== Segment start ==

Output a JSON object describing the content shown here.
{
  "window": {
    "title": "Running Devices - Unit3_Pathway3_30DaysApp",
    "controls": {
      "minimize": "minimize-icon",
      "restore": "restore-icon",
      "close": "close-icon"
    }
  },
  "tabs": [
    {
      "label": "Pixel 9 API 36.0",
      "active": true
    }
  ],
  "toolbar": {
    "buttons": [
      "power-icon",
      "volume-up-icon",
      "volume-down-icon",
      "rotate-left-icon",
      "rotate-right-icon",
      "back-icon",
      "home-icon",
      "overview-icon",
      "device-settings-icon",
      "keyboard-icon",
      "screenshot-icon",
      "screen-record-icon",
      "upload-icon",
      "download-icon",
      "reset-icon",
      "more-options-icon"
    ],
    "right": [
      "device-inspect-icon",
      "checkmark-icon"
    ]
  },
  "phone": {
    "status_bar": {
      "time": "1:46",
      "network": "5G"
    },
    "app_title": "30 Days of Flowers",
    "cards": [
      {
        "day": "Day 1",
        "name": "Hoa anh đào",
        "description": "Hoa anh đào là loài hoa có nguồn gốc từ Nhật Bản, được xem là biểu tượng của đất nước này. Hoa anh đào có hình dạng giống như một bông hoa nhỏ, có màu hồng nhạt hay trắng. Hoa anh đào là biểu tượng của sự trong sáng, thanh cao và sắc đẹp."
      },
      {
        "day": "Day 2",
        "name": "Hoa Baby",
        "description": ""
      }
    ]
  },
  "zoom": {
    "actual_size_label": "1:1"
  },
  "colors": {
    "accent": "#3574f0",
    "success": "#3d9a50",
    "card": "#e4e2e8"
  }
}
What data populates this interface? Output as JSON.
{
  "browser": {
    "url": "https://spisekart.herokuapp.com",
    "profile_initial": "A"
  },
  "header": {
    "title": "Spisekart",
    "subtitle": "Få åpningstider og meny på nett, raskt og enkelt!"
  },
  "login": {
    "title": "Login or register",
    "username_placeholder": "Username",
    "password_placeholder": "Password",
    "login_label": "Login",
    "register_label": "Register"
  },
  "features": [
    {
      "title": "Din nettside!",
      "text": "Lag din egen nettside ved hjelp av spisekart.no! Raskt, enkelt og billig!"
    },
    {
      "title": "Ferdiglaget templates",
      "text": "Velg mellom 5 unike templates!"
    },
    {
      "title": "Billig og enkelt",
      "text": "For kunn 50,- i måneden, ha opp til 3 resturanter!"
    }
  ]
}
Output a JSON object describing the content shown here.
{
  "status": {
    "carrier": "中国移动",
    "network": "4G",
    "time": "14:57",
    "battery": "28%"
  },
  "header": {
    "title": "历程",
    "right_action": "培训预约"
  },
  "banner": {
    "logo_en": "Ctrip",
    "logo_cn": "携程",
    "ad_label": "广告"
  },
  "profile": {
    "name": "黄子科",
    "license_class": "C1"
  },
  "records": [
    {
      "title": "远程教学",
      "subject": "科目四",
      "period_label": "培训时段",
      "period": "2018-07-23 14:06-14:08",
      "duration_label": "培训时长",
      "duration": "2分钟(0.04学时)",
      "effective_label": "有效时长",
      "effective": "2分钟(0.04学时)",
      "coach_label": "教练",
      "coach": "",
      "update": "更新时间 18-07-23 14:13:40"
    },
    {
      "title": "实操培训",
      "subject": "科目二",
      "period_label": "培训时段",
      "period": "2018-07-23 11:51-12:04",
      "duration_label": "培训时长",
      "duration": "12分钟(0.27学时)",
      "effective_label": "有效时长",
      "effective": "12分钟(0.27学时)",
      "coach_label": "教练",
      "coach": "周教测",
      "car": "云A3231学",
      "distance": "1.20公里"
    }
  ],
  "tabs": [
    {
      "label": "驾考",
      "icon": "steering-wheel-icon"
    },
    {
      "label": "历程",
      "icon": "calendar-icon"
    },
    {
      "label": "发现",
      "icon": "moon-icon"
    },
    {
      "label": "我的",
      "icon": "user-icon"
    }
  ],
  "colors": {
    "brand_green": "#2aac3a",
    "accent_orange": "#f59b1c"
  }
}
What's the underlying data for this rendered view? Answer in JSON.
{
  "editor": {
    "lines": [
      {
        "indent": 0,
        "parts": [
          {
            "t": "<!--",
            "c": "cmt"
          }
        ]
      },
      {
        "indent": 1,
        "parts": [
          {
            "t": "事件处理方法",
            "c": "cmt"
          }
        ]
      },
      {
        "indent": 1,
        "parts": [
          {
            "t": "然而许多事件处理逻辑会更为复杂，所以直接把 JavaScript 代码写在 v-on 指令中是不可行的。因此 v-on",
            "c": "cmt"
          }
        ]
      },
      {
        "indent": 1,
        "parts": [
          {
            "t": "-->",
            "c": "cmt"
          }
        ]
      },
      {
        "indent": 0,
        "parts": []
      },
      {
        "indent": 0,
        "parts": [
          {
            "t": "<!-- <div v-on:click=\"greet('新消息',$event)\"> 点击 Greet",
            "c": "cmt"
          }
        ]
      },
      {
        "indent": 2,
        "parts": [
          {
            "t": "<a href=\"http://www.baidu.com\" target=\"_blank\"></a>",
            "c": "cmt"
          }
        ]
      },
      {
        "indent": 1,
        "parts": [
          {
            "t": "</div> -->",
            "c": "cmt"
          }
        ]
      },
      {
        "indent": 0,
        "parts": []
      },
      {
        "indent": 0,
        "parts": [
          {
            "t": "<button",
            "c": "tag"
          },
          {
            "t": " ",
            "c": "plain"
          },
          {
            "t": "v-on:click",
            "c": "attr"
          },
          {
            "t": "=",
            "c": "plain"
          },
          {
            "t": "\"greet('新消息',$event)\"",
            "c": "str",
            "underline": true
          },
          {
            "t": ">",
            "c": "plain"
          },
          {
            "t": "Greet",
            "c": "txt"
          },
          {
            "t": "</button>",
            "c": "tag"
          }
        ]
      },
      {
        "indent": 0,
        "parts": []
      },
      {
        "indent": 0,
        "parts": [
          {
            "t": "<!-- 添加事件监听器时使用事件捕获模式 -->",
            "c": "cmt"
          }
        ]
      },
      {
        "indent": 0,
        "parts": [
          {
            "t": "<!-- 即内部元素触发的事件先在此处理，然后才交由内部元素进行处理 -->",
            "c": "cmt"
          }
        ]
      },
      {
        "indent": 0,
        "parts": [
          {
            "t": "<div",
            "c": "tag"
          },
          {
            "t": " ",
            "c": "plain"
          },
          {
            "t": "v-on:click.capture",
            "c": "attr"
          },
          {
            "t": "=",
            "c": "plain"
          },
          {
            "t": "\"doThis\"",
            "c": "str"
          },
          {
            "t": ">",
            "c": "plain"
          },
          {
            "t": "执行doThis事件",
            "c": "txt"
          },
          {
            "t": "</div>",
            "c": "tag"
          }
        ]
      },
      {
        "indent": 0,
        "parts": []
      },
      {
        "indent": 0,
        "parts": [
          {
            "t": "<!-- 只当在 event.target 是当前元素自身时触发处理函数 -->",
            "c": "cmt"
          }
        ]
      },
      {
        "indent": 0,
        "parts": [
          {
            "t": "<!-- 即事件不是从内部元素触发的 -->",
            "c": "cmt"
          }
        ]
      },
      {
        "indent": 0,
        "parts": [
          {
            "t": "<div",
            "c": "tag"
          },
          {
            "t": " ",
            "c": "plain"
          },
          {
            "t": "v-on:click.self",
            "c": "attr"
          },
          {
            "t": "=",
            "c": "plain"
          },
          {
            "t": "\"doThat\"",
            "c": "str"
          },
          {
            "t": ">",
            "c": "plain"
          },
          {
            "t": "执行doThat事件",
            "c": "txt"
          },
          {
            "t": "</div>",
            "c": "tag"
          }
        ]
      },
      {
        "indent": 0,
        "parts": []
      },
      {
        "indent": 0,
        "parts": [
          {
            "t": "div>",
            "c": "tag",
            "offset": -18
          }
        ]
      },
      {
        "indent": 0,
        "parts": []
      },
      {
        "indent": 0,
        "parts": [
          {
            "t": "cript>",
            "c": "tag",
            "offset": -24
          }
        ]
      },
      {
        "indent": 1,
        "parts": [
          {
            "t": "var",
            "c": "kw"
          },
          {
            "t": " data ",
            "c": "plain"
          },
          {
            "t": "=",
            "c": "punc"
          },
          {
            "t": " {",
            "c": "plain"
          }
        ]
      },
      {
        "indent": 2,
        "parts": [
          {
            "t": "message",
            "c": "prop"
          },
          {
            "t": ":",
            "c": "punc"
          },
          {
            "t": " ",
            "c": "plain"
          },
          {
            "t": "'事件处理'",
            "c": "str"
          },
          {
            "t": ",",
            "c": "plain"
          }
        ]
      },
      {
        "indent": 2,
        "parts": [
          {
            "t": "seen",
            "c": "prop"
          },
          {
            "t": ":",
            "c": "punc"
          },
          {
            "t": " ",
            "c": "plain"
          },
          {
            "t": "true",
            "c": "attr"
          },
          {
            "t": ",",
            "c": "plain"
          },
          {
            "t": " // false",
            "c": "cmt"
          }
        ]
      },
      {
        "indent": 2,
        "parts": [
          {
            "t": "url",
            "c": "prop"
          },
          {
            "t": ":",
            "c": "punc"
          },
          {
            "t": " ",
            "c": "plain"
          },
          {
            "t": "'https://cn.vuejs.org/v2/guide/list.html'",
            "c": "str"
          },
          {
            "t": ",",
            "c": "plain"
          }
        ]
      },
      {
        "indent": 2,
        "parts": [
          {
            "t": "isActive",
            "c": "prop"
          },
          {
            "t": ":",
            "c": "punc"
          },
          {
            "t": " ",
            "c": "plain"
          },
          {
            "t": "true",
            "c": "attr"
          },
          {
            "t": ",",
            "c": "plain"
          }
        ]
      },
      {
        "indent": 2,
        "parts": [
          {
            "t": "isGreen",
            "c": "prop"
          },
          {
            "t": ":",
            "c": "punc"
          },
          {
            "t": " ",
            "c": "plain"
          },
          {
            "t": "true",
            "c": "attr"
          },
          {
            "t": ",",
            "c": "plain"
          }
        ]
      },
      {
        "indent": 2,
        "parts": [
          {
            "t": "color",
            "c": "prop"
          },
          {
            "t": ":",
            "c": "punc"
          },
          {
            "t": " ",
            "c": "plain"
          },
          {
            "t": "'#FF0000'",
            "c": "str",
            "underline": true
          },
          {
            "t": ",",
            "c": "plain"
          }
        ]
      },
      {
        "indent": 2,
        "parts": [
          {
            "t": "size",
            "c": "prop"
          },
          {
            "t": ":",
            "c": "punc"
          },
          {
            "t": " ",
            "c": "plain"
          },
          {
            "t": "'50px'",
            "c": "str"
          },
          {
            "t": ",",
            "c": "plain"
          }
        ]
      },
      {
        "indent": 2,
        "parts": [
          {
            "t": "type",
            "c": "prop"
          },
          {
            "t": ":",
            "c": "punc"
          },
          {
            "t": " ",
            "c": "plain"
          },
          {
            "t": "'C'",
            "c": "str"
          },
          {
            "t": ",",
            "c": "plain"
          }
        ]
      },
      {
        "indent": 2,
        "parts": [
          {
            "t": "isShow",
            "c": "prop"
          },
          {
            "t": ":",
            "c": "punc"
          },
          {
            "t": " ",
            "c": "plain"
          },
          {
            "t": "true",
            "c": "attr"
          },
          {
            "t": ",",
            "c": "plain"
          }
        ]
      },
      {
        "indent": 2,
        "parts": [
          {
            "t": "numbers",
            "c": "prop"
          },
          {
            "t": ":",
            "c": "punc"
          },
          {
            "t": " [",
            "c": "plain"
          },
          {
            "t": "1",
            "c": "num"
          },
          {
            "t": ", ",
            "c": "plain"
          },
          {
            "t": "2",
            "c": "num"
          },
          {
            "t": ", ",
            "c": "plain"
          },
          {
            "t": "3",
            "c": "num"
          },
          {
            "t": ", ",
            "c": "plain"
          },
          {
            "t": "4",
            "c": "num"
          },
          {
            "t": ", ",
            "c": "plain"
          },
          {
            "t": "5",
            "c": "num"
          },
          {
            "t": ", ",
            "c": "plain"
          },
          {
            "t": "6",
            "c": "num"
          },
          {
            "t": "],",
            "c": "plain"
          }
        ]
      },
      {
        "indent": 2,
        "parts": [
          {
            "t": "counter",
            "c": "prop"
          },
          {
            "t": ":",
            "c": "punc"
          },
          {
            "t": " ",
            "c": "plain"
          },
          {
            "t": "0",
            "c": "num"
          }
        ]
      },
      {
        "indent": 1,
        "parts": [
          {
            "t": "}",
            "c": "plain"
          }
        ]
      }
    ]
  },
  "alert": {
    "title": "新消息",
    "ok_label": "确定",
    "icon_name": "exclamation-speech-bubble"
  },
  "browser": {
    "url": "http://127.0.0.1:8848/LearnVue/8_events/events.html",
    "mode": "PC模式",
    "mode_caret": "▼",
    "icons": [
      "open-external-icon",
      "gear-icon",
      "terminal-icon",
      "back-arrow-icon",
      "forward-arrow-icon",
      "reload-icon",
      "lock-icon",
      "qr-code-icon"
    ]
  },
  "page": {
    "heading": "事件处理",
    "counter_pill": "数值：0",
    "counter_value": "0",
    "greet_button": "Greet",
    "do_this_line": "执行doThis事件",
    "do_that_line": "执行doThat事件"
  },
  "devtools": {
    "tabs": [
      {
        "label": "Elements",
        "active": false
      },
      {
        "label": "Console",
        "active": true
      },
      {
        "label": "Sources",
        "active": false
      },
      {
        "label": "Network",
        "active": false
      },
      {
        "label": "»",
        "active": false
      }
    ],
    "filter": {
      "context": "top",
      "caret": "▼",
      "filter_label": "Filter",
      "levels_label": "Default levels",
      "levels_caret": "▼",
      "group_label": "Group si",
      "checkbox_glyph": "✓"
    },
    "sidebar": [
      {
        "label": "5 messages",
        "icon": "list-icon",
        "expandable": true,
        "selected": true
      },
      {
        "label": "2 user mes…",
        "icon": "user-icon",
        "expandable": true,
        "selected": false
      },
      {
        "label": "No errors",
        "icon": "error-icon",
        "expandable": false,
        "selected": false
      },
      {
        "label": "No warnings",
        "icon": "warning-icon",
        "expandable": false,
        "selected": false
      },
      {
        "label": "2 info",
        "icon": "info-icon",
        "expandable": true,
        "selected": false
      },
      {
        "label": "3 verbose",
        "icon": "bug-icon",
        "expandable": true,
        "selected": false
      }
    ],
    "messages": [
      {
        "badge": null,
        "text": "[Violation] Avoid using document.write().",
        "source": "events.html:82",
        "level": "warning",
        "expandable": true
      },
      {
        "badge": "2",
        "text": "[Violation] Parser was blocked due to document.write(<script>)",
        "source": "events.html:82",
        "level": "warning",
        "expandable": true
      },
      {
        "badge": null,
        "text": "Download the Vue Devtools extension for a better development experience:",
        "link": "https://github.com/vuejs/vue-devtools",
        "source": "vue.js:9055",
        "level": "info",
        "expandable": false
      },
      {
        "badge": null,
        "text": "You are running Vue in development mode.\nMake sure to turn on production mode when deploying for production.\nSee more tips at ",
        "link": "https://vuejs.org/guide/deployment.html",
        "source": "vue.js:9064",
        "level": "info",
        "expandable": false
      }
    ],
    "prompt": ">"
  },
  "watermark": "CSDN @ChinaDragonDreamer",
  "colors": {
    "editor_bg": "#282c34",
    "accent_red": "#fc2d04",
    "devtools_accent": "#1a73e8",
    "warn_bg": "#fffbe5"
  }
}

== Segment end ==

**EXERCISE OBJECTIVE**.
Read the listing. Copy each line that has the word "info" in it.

**WRITTEN SOLUTION**.
        "label": "2 info",
        "icon": "info-icon",
        "level": "info",
        "level": "info",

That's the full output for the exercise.